"Being married to Chasten has made me a better human being — because it has made me more compassionate, more understanding, more self-aware and more decent," Buttigieg said. "My marriage to Chasten has made me a better man and yes, Mr. Vice President, it has moved me closer to God."
Earlier in the speech, Buttigieg elaborated on his own struggles with accepting his sexuality and reconciling it with his faith.
"If me being gay was a choice, it was a choice that was made far, far above my pay grade," he said. "And that's the thing I wish the Mike Pences of the world would understand — that if you've got a problem with who I am, your problem is not with me. Your quarrel, sir, is with my creator."
Those jabs at Vice President Mike Pence, who has a documented record of being anti-LGBT rights, adds a level of nuance that has been absent from the culture wars in years past.
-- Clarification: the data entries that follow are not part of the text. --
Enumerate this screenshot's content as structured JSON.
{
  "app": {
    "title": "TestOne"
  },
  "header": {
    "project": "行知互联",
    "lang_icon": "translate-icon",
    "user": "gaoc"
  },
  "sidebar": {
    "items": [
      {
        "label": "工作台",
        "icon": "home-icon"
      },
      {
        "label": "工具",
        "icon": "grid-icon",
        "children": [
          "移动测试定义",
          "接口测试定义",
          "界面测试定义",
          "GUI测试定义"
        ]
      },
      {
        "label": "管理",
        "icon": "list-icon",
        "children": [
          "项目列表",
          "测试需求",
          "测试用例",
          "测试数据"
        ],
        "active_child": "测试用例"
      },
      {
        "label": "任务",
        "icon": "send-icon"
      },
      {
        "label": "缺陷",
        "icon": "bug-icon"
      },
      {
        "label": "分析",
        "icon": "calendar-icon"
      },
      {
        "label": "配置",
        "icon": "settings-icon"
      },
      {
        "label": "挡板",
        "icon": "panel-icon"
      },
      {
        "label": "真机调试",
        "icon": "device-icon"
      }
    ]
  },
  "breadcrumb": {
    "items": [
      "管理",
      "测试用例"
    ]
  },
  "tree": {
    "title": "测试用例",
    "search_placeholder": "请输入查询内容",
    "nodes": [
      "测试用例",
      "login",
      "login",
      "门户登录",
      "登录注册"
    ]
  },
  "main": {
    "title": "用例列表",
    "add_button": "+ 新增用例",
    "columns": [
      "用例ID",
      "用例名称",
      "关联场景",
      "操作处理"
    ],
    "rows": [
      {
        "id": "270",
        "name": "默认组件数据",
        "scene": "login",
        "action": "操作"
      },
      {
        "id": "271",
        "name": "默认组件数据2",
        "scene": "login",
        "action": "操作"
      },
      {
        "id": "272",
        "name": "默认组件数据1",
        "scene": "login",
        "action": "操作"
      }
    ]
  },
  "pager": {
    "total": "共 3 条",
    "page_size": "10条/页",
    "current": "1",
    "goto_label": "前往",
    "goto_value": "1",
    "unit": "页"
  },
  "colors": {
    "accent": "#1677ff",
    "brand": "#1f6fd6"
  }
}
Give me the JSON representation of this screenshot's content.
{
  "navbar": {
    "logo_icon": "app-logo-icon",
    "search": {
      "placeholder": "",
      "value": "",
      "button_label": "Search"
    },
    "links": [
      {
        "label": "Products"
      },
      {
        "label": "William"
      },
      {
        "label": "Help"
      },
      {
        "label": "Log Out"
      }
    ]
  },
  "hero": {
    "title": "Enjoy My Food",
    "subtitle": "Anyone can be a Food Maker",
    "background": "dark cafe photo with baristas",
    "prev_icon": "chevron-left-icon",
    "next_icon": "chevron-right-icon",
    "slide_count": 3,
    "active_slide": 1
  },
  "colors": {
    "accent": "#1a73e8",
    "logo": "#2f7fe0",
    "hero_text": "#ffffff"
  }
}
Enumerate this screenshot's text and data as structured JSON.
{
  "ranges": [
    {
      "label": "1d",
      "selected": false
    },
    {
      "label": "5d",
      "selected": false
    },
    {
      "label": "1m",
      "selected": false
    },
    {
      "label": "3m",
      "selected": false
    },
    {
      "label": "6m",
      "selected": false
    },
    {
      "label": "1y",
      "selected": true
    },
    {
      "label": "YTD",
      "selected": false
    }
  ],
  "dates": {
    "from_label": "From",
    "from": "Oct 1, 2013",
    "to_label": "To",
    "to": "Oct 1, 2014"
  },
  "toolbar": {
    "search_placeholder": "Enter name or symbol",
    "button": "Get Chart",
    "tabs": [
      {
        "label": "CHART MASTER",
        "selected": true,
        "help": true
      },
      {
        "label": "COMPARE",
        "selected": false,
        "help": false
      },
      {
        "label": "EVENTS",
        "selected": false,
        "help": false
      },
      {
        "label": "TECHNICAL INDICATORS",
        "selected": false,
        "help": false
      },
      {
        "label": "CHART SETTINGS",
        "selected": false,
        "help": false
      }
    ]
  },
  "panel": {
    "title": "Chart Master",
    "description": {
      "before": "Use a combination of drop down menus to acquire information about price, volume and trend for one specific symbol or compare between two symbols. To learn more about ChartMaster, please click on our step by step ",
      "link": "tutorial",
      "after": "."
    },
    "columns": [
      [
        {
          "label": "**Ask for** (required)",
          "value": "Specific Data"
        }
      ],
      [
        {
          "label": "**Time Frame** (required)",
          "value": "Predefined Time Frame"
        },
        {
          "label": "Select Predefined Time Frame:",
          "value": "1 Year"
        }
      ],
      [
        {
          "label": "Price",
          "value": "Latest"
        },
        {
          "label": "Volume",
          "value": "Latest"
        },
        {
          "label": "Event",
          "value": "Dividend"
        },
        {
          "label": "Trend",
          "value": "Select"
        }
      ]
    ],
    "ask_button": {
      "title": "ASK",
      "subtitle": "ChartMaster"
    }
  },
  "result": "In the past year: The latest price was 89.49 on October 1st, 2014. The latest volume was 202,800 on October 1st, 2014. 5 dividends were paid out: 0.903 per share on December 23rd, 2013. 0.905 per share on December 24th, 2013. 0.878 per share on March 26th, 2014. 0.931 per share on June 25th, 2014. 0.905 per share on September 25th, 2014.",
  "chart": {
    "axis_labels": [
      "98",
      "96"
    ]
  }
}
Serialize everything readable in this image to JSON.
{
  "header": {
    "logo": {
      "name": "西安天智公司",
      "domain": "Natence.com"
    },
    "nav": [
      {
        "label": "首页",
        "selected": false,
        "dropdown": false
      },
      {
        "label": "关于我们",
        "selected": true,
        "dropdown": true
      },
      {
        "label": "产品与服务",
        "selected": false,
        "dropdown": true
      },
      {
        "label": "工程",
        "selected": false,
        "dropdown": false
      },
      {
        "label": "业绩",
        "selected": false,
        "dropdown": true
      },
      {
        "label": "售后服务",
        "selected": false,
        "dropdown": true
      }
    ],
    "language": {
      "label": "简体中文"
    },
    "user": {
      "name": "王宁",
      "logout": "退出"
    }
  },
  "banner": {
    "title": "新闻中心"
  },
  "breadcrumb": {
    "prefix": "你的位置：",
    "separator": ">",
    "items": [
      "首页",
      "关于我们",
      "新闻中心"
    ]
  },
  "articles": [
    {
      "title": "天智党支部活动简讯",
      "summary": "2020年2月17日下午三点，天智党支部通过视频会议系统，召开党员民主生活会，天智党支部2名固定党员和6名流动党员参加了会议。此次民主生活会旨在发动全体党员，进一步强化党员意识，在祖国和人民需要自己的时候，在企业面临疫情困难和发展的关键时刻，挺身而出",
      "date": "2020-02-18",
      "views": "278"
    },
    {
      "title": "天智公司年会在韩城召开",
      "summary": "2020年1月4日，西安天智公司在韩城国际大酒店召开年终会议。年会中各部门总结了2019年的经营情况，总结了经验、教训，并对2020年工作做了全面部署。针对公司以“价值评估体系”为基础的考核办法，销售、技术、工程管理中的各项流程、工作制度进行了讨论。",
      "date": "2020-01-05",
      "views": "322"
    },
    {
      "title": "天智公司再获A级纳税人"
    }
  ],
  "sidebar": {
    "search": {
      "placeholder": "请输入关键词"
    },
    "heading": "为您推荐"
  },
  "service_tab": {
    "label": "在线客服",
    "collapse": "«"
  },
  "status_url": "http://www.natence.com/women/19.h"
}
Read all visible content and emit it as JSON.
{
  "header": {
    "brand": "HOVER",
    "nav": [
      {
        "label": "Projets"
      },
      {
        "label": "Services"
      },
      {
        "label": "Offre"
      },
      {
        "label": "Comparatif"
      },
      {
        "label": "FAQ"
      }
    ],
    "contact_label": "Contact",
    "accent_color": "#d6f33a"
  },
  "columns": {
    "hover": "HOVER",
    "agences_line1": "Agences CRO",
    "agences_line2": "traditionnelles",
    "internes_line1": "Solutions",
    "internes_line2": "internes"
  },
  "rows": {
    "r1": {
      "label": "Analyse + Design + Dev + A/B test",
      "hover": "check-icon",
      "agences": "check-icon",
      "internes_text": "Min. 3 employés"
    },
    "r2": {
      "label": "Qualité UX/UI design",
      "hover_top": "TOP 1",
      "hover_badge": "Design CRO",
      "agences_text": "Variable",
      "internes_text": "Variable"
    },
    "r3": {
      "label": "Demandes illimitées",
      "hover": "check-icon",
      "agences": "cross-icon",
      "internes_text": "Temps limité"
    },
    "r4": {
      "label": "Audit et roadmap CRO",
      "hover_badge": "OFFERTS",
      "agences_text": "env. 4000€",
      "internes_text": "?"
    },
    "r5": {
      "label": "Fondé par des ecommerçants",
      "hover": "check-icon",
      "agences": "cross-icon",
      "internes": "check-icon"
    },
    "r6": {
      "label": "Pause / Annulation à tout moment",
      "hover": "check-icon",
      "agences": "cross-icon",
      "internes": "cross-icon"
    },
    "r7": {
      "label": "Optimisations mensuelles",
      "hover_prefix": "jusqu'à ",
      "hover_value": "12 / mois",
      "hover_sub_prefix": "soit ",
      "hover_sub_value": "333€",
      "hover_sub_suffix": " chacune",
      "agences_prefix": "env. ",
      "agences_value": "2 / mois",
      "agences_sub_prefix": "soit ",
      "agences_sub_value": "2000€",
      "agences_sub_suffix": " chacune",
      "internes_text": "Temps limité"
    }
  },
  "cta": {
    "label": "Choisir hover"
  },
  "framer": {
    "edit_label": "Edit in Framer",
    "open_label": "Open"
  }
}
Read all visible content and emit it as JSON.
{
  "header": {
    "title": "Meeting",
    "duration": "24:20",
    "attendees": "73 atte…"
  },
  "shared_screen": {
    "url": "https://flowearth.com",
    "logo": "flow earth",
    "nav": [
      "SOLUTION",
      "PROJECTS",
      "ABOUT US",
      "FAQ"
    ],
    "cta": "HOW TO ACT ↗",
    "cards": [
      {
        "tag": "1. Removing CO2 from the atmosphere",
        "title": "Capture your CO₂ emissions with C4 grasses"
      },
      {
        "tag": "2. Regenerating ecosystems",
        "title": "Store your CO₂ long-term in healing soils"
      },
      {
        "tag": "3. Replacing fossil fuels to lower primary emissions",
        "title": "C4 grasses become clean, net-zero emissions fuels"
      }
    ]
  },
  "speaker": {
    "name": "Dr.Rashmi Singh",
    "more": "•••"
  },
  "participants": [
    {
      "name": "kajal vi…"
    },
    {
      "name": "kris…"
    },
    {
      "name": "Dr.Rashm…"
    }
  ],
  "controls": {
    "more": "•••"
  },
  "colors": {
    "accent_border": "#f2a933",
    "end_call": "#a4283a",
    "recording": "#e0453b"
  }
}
By entwining his Christian faith with his being gay, Buttigieg has opened a new channel for religious conservatives and freedom-of-choice liberals to talk about God, family and homosexuality.
Buttigieg's youth also makes him stand out, particularly against Bernie Sanders and Joe Biden, who are both in their late 70s. Buttigieg is 37, and if elected, he would be the youngest person to ever become president.
"He is able to help bridge the divide of intergenerational angst by being able to showcase that millennials aren't the supposed entitled and lazy persona [as] many Baby Boomers have characterized millennials and Gen Y," Michael Lemocks, a Buttigieg supporter from Georgetown, S.C., said.
Buttigieg has benefited from a very generous publicity feedback loop this spring: the more he appeared, the more he was talked about. The more he was talked about, the more media attention he received. In a field in which almost 20 Democrats have announced official presidential campaigns, going from relative obscurity to top-tier candidate is impressive.
"He has had this very savvy strategy of putting himself out there to really anybody who wanted to pay attention," Melanie Mason, a political reporter for the LA Times, said during her newspaper's Festival of Books. "Now, when people want to talk to me about the campaign, almost always they want to talk about Mayor Pete."
Teaching primary voters to pronounce his name was just the beginning. Now that his campaign has evolved into its next iteration, Buttigieg's immediate challenge will be to maintain his momentum and keep the media's spotlight on himself until the Democrats' first televised debate in June.